- Task requirements: Copy every record exactly. Nothing may be skipped.

- Records provided:
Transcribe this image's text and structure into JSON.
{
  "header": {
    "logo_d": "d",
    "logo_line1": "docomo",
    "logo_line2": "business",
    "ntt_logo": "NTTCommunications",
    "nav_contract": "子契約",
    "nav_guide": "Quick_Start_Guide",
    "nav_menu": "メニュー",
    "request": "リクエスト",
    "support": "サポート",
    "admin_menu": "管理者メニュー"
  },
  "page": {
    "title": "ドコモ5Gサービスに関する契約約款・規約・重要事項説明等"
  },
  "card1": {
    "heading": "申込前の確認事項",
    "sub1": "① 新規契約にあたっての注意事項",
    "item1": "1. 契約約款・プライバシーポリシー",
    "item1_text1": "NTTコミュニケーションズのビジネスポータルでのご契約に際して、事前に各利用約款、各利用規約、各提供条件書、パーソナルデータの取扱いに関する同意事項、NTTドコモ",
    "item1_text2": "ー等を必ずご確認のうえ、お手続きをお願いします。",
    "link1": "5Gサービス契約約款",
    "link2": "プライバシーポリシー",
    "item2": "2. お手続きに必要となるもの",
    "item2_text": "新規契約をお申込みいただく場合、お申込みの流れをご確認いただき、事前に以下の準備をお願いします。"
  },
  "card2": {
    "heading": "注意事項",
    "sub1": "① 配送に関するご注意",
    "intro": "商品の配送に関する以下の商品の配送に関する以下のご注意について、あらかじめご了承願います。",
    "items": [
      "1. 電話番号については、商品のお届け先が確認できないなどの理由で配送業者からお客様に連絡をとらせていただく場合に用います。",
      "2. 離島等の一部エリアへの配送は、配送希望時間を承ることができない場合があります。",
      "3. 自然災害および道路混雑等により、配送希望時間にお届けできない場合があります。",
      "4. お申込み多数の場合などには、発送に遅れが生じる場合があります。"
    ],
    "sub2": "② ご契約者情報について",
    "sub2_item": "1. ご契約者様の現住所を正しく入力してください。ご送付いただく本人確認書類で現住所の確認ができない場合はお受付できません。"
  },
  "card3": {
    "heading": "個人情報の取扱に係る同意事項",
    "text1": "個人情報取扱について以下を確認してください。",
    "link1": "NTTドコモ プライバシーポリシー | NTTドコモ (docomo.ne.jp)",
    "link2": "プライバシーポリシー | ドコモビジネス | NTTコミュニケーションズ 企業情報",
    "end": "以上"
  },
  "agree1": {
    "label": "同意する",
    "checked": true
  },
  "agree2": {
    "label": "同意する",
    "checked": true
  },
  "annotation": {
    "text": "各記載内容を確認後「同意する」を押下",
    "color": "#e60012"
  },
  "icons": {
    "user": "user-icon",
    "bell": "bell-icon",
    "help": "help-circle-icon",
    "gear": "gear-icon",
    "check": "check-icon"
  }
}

- Response for this exercise:
Transcribe this image's text and structure into JSON.
{
  "header": {
    "logo_d": "d",
    "logo_line1": "docomo",
    "logo_line2": "business",
    "ntt_logo": "NTTCommunications",
    "nav_contract": "子契約",
    "nav_guide": "Quick_Start_Guide",
    "nav_menu": "メニュー",
    "request": "リクエスト",
    "support": "サポート",
    "admin_menu": "管理者メニュー"
  },
  "page": {
    "title": "ドコモ5Gサービスに関する契約約款・規約・重要事項説明等"
  },
  "card1": {
    "heading": "申込前の確認事項",
    "sub1": "① 新規契約にあたっての注意事項",
    "item1": "1. 契約約款・プライバシーポリシー",
    "item1_text1": "NTTコミュニケーションズのビジネスポータルでのご契約に際して、事前に各利用約款、各利用規約、各提供条件書、パーソナルデータの取扱いに関する同意事項、NTTドコモ",
    "item1_text2": "ー等を必ずご確認のうえ、お手続きをお願いします。",
    "link1": "5Gサービス契約約款",
    "link2": "プライバシーポリシー",
    "item2": "2. お手続きに必要となるもの",
    "item2_text": "新規契約をお申込みいただく場合、お申込みの流れをご確認いただき、事前に以下の準備をお願いします。"
  },
  "card2": {
    "heading": "注意事項",
    "sub1": "① 配送に関するご注意",
    "intro": "商品の配送に関する以下の商品の配送に関する以下のご注意について、あらかじめご了承願います。",
    "items": [
      "1. 電話番号については、商品のお届け先が確認できないなどの理由で配送業者からお客様に連絡をとらせていただく場合に用います。",
      "2. 離島等の一部エリアへの配送は、配送希望時間を承ることができない場合があります。",
      "3. 自然災害および道路混雑等により、配送希望時間にお届けできない場合があります。",
      "4. お申込み多数の場合などには、発送に遅れが生じる場合があります。"
    ],
    "sub2": "② ご契約者情報について",
    "sub2_item": "1. ご契約者様の現住所を正しく入力してください。ご送付いただく本人確認書類で現住所の確認ができない場合はお受付できません。"
  },
  "card3": {
    "heading": "個人情報の取扱に係る同意事項",
    "text1": "個人情報取扱について以下を確認してください。",
    "link1": "NTTドコモ プライバシーポリシー | NTTドコモ (docomo.ne.jp)",
    "link2": "プライバシーポリシー | ドコモビジネス | NTTコミュニケーションズ 企業情報",
    "end": "以上"
  },
  "agree1": {
    "label": "同意する",
    "checked": true
  },
  "agree2": {
    "label": "同意する",
    "checked": true
  },
  "annotation": {
    "text": "各記載内容を確認後「同意する」を押下",
    "color": "#e60012"
  },
  "icons": {
    "user": "user-icon",
    "bell": "bell-icon",
    "help": "help-circle-icon",
    "gear": "gear-icon",
    "check": "check-icon"
  }
}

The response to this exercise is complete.